Submitted: May 31, 2018.
Defendant's Third Motion for Postconviction Relief.
Defendant's Motion for Appointment of Counsel. DENIED.
S. Grubb, Esquire, Deputy Attorney General, Department of
Justice, Wilmington, Delaware, Attorney for the State.
D. Bezarez, James T. Vaughn Correctional Center, Smyrna,
Delaware, pro se.
RICHARD R. COOCH, R.J.
day of August, 2018, upon consideration of Defendant's
third Motion for Postconviction Relief and Motion for
Appointment of Counsel, it appears to the Court that:
facts of this case were set forth in this Court's opinion
issued on June 22, 2010 as follows:
On March 19, 2007, Defendant, Jose Bezarez, was indicted on
four counts of Reckless Endangering First Degree stemming
from a shooting that occurred at an apartment building in New
Castle. Defendant allegedly discharged a firearm in an
apartment located directly above the victims' apartment
and the bullets from Defendant's weapon pierced the
ceiling of the victims' apartment while the victims were
inside of their apartment. Defendant subsequently entered a
nolo contendere plea to one count of Reckless
Endangering First Degree and was sentenced to two years of
incarceration at Level V.
January 4, 2010, Defendant filed, pro se, his first
Motion for Postconviction Relief pursuant to Superior Court
Criminal Rule 61. This Court denied that Motion on June 22,
2010,  and the Supreme Court of Delaware
dismissed the appeal on August 13, 2010.
Defendant filed his second, pro se, Motion for
Postconviction Relief on March 18, 2014. This Court denied
Defendant's motion on May 12, 2014. An appeal was filed
on May 27, 2014,  and the Supreme Court affirmed this
Court's judgment on December 23, 2014.
Defendant has now filed, pro se, his third Motion
for Postconviction Relief along with a Motion for Appointment

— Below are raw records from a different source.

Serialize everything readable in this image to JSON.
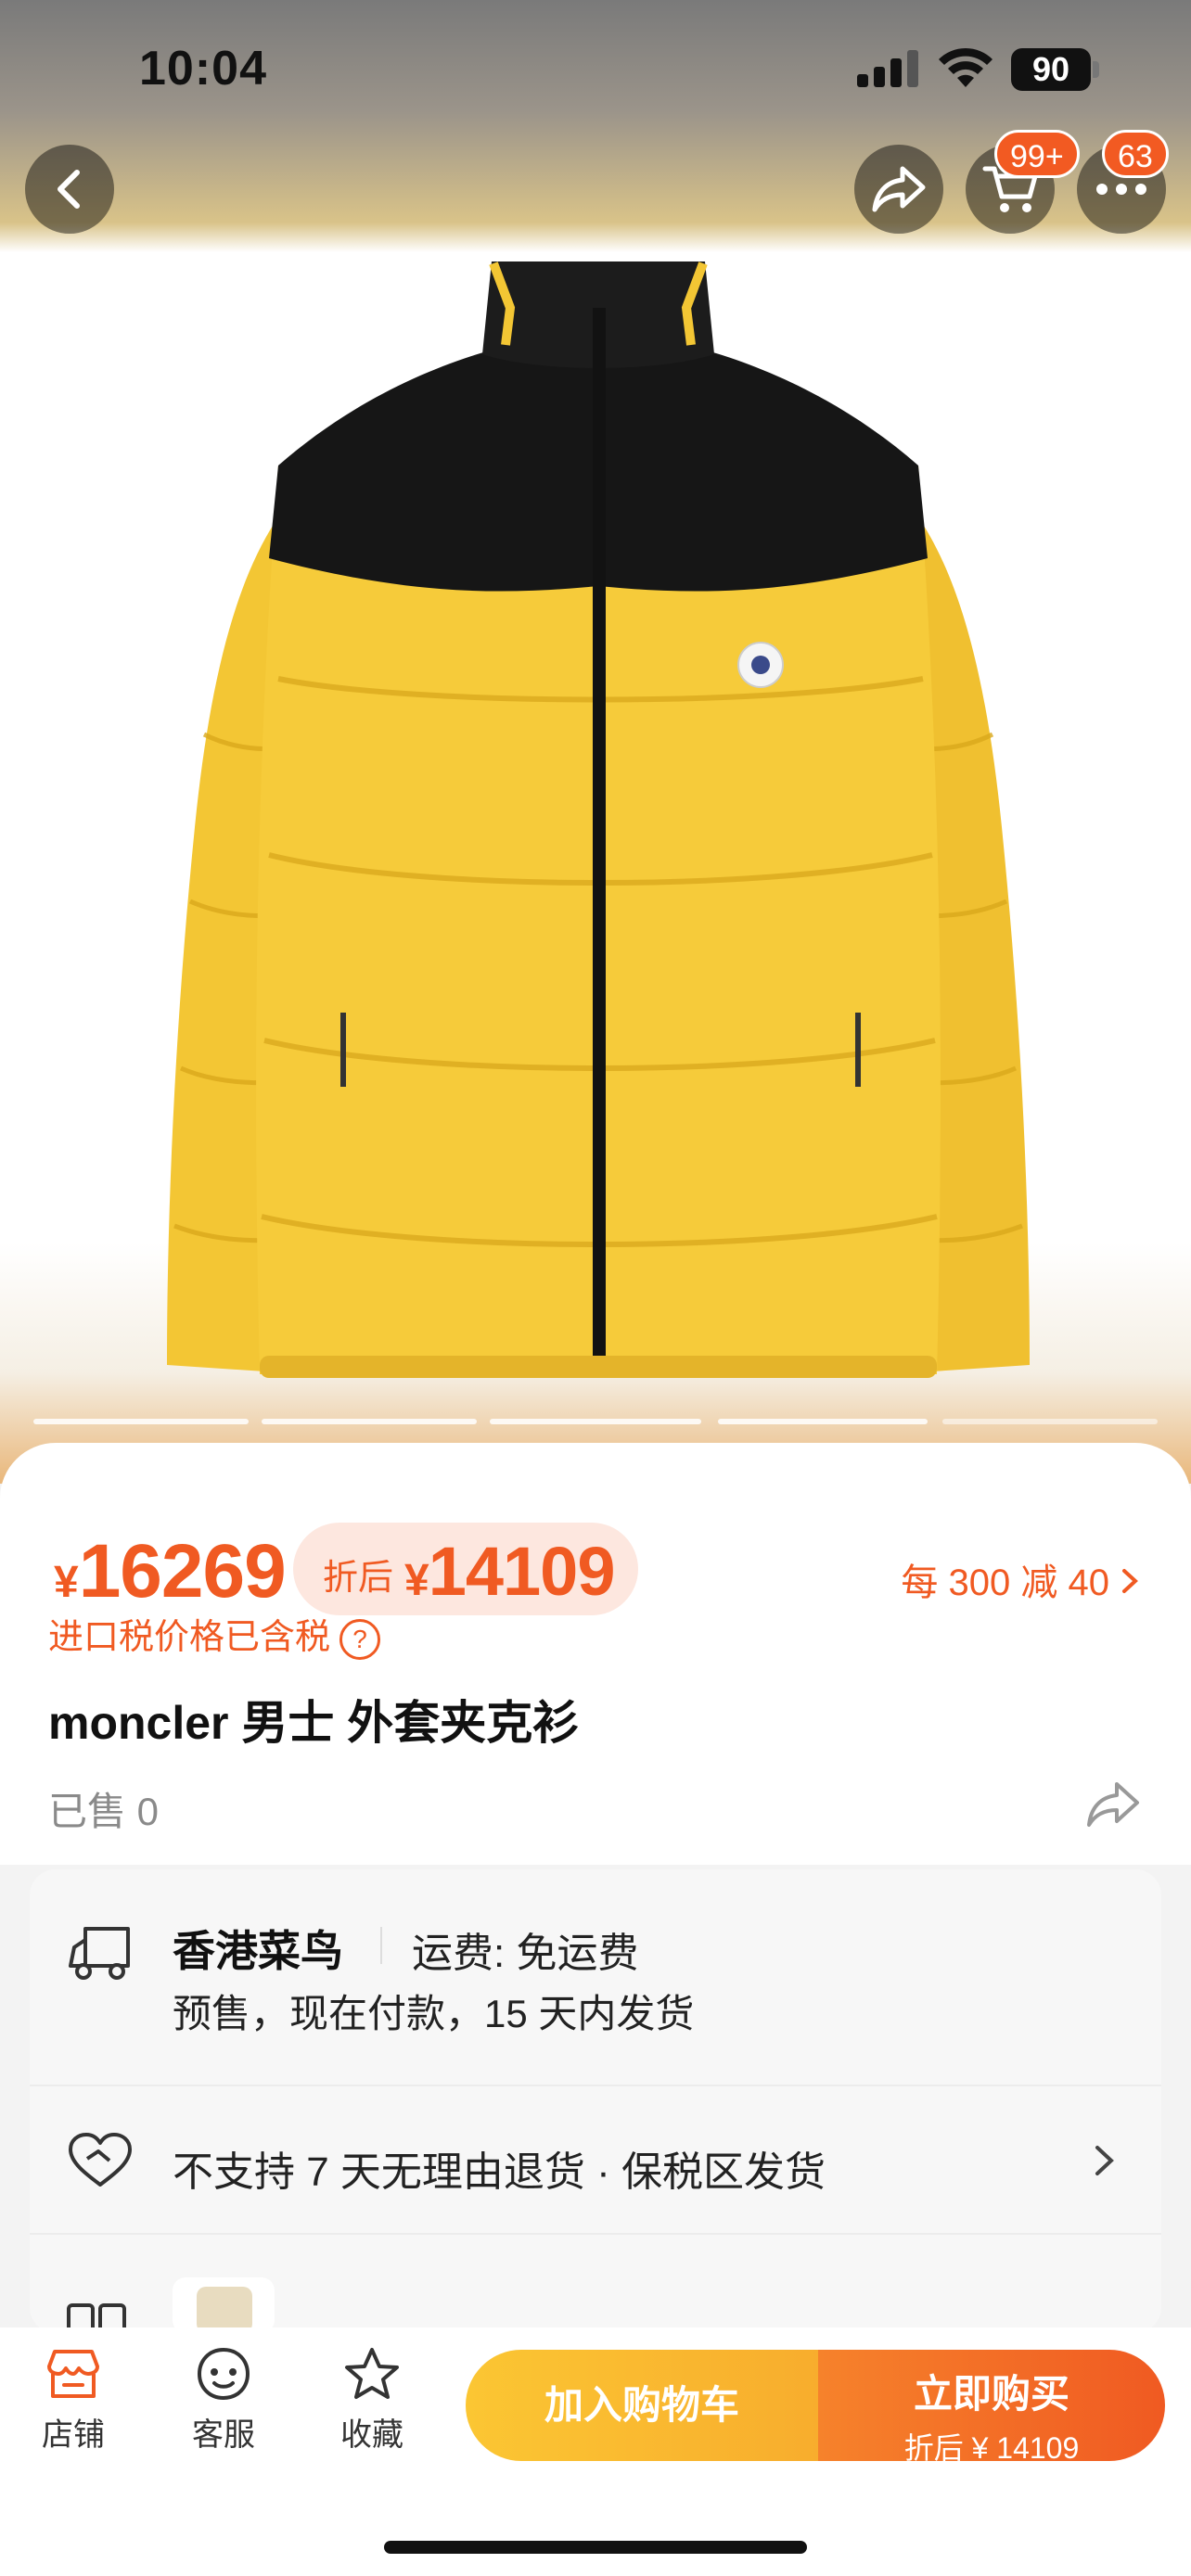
{
  "status_bar": {
    "time": "10:04",
    "battery": "90"
  },
  "header": {
    "cart_badge": "99+",
    "more_badge": "63"
  },
  "product": {
    "price_currency": "¥",
    "price": "16269",
    "discount_label": "折后",
    "discount_currency": "¥",
    "discount_price": "14109",
    "promo": "每 300 减 40",
    "tax_note": "进口税价格已含税",
    "tax_help": "?",
    "title": "moncler 男士 外套夹克衫",
    "sold": "已售 0"
  },
  "delivery": {
    "ship_from": "香港菜鸟",
    "freight": "运费: 免运费",
    "presale": "预售，现在付款，15 天内发货",
    "return_policy": "不支持 7 天无理由退货 · 保税区发货"
  },
  "bottom_bar": {
    "store": "店铺",
    "service": "客服",
    "favorite": "收藏",
    "add_to_cart": "加入购物车",
    "buy_now": "立即购买",
    "buy_now_sub": "折后 ¥ 14109"
  },
  "colors": {
    "accent": "#f05a22",
    "cart_button": "#fbc633",
    "buy_button": "#f05a22"
  }
}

of Counsel. In this Motion for Postconviction Relief,
Defendant raises one ground for relief; that "[c]ounsel
failed to property advise Bezarez as to a plea and failed to
provide him with effective representation in violation of the
6th, and 14thamendment[s] of the U.S.
61 is the remedy for defendants "in custody under a
sentence of this court seeking to set aside the judgment of
conviction . . . ." This Court "must first consider
the procedural requirements of Rule 61 before addressing any
substantive issues." The procedural bars of Rule
61 include timeliness,  successiveness,  procedural
default,  and former adjudication. A motion is
untimely if it is filed more than one year after the
conviction is finalized or defendant asserts a new
constitutional right that is retroactively applied more than
one year after it is first recognized. A motion is
successive if it is a "second or subsequent
motion." If any of these bars apply, the movant
must show entitlement to relief under Rule